Exercise prompt: Below are some entries; reproduce them exactly and leave every picture out.

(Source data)
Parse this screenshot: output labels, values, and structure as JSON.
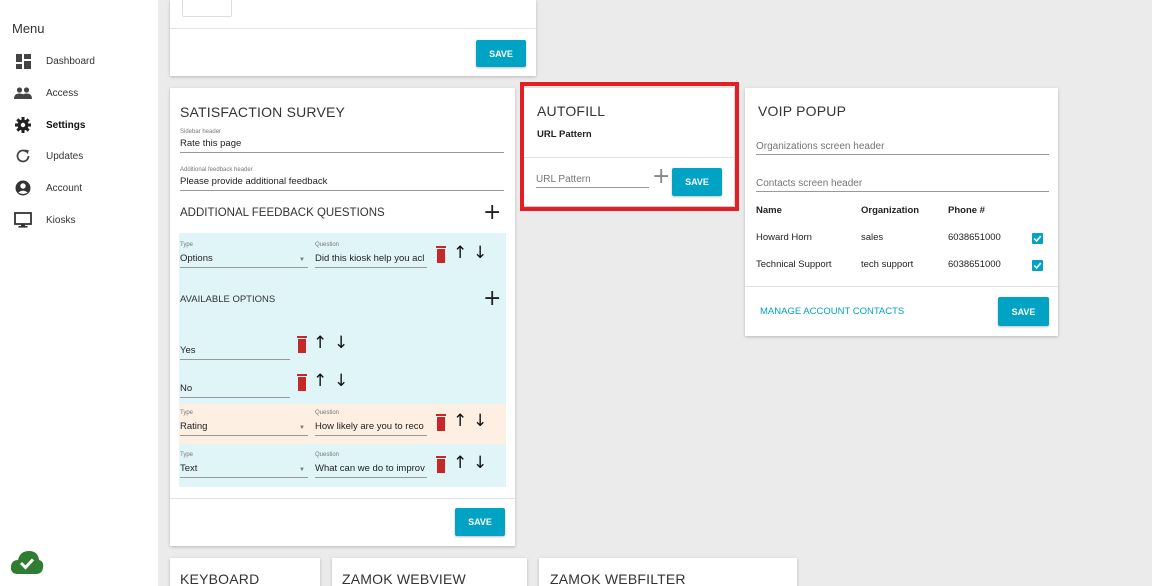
{
  "sidebar": {
    "title": "Menu",
    "items": [
      {
        "label": "Dashboard",
        "icon": "dashboard-icon",
        "active": false
      },
      {
        "label": "Access",
        "icon": "people-icon",
        "active": false
      },
      {
        "label": "Settings",
        "icon": "gear-icon",
        "active": true
      },
      {
        "label": "Updates",
        "icon": "refresh-icon",
        "active": false
      },
      {
        "label": "Account",
        "icon": "account-icon",
        "active": false
      },
      {
        "label": "Kiosks",
        "icon": "monitor-icon",
        "active": false
      }
    ]
  },
  "top_card": {
    "save_label": "SAVE"
  },
  "survey": {
    "title": "SATISFACTION SURVEY",
    "sidebar_header_label": "Sidebar header",
    "sidebar_header_value": "Rate this page",
    "additional_header_label": "Additional feedback header",
    "additional_header_value": "Please provide additional feedback",
    "questions_title": "ADDITIONAL FEEDBACK QUESTIONS",
    "type_label": "Type",
    "question_label": "Question",
    "questions": [
      {
        "type": "Options",
        "question": "Did this kiosk help you acl"
      },
      {
        "type": "Rating",
        "question": "How likely are you to reco"
      },
      {
        "type": "Text",
        "question": "What can we do to improv"
      }
    ],
    "available_options_title": "AVAILABLE OPTIONS",
    "options": [
      "Yes",
      "No"
    ],
    "save_label": "SAVE"
  },
  "autofill": {
    "title": "AUTOFILL",
    "subtitle": "URL Pattern",
    "input_placeholder": "URL Pattern",
    "save_label": "SAVE",
    "highlight_color": "#e31e24"
  },
  "voip": {
    "title": "VOIP POPUP",
    "org_header_placeholder": "Organizations screen header",
    "contacts_header_placeholder": "Contacts screen header",
    "columns": [
      "Name",
      "Organization",
      "Phone #"
    ],
    "rows": [
      {
        "name": "Howard Horn",
        "organization": "sales",
        "phone": "6038651000",
        "checked": true
      },
      {
        "name": "Technical Support",
        "organization": "tech support",
        "phone": "6038651000",
        "checked": true
      }
    ],
    "manage_link": "MANAGE ACCOUNT CONTACTS",
    "save_label": "SAVE"
  },
  "bottom_cards": {
    "keyboard_title": "KEYBOARD",
    "webview_title": "ZAMOK WEBVIEW",
    "webfilter_title": "ZAMOK WEBFILTER"
  },
  "colors": {
    "accent": "#00a3c4",
    "trash": "#c62828",
    "cloud": "#2e7d32"
  }
}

Your solution:
Parse this screenshot: output labels, values, and structure as JSON.
{
  "sidebar": {
    "title": "Menu",
    "items": [
      {
        "label": "Dashboard",
        "icon": "dashboard-icon",
        "active": false
      },
      {
        "label": "Access",
        "icon": "people-icon",
        "active": false
      },
      {
        "label": "Settings",
        "icon": "gear-icon",
        "active": true
      },
      {
        "label": "Updates",
        "icon": "refresh-icon",
        "active": false
      },
      {
        "label": "Account",
        "icon": "account-icon",
        "active": false
      },
      {
        "label": "Kiosks",
        "icon": "monitor-icon",
        "active": false
      }
    ]
  },
  "top_card": {
    "save_label": "SAVE"
  },
  "survey": {
    "title": "SATISFACTION SURVEY",
    "sidebar_header_label": "Sidebar header",
    "sidebar_header_value": "Rate this page",
    "additional_header_label": "Additional feedback header",
    "additional_header_value": "Please provide additional feedback",
    "questions_title": "ADDITIONAL FEEDBACK QUESTIONS",
    "type_label": "Type",
    "question_label": "Question",
    "questions": [
      {
        "type": "Options",
        "question": "Did this kiosk help you acl"
      },
      {
        "type": "Rating",
        "question": "How likely are you to reco"
      },
      {
        "type": "Text",
        "question": "What can we do to improv"
      }
    ],
    "available_options_title": "AVAILABLE OPTIONS",
    "options": [
      "Yes",
      "No"
    ],
    "save_label": "SAVE"
  },
  "autofill": {
    "title": "AUTOFILL",
    "subtitle": "URL Pattern",
    "input_placeholder": "URL Pattern",
    "save_label": "SAVE",
    "highlight_color": "#e31e24"
  },
  "voip": {
    "title": "VOIP POPUP",
    "org_header_placeholder": "Organizations screen header",
    "contacts_header_placeholder": "Contacts screen header",
    "columns": [
      "Name",
      "Organization",
      "Phone #"
    ],
    "rows": [
      {
        "name": "Howard Horn",
        "organization": "sales",
        "phone": "6038651000",
        "checked": true
      },
      {
        "name": "Technical Support",
        "organization": "tech support",
        "phone": "6038651000",
        "checked": true
      }
    ],
    "manage_link": "MANAGE ACCOUNT CONTACTS",
    "save_label": "SAVE"
  },
  "bottom_cards": {
    "keyboard_title": "KEYBOARD",
    "webview_title": "ZAMOK WEBVIEW",
    "webfilter_title": "ZAMOK WEBFILTER"
  },
  "colors": {
    "accent": "#00a3c4",
    "trash": "#c62828",
    "cloud": "#2e7d32"
  }
}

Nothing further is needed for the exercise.